WORK ITEM → Exact repetition of the data is the whole task.

+ + + + + + +

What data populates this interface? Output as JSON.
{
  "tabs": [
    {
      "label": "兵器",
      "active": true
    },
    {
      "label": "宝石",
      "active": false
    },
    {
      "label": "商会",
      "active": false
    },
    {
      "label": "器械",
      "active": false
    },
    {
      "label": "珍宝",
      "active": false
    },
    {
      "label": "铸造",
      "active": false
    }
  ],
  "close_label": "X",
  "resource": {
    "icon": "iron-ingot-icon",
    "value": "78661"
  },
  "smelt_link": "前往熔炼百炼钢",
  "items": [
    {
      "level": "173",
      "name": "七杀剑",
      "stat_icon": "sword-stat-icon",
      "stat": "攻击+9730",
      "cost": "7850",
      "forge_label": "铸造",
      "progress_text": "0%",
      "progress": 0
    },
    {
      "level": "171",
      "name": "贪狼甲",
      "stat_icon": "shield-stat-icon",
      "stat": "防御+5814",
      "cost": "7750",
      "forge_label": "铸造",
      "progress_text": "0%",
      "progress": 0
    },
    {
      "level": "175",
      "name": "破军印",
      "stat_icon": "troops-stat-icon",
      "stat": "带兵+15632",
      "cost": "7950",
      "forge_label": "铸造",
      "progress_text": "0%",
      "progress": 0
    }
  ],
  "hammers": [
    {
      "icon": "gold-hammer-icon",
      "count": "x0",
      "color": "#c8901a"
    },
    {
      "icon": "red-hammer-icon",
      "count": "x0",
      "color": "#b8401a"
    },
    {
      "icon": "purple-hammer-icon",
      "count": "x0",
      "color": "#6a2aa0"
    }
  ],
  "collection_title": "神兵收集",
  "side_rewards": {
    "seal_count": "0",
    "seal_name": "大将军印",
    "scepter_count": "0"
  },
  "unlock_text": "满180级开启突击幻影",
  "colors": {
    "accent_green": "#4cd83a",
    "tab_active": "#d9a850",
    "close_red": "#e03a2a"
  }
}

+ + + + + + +

WORKED SOLUTION →
What data populates this interface? Output as JSON.
{
  "tabs": [
    {
      "label": "兵器",
      "active": true
    },
    {
      "label": "宝石",
      "active": false
    },
    {
      "label": "商会",
      "active": false
    },
    {
      "label": "器械",
      "active": false
    },
    {
      "label": "珍宝",
      "active": false
    },
    {
      "label": "铸造",
      "active": false
    }
  ],
  "close_label": "X",
  "resource": {
    "icon": "iron-ingot-icon",
    "value": "78661"
  },
  "smelt_link": "前往熔炼百炼钢",
  "items": [
    {
      "level": "173",
      "name": "七杀剑",
      "stat_icon": "sword-stat-icon",
      "stat": "攻击+9730",
      "cost": "7850",
      "forge_label": "铸造",
      "progress_text": "0%",
      "progress": 0
    },
    {
      "level": "171",
      "name": "贪狼甲",
      "stat_icon": "shield-stat-icon",
      "stat": "防御+5814",
      "cost": "7750",
      "forge_label": "铸造",
      "progress_text": "0%",
      "progress": 0
    },
    {
      "level": "175",
      "name": "破军印",
      "stat_icon": "troops-stat-icon",
      "stat": "带兵+15632",
      "cost": "7950",
      "forge_label": "铸造",
      "progress_text": "0%",
      "progress": 0
    }
  ],
  "hammers": [
    {
      "icon": "gold-hammer-icon",
      "count": "x0",
      "color": "#c8901a"
    },
    {
      "icon": "red-hammer-icon",
      "count": "x0",
      "color": "#b8401a"
    },
    {
      "icon": "purple-hammer-icon",
      "count": "x0",
      "color": "#6a2aa0"
    }
  ],
  "collection_title": "神兵收集",
  "side_rewards": {
    "seal_count": "0",
    "seal_name": "大将军印",
    "scepter_count": "0"
  },
  "unlock_text": "满180级开启突击幻影",
  "colors": {
    "accent_green": "#4cd83a",
    "tab_active": "#d9a850",
    "close_red": "#e03a2a"
  }
}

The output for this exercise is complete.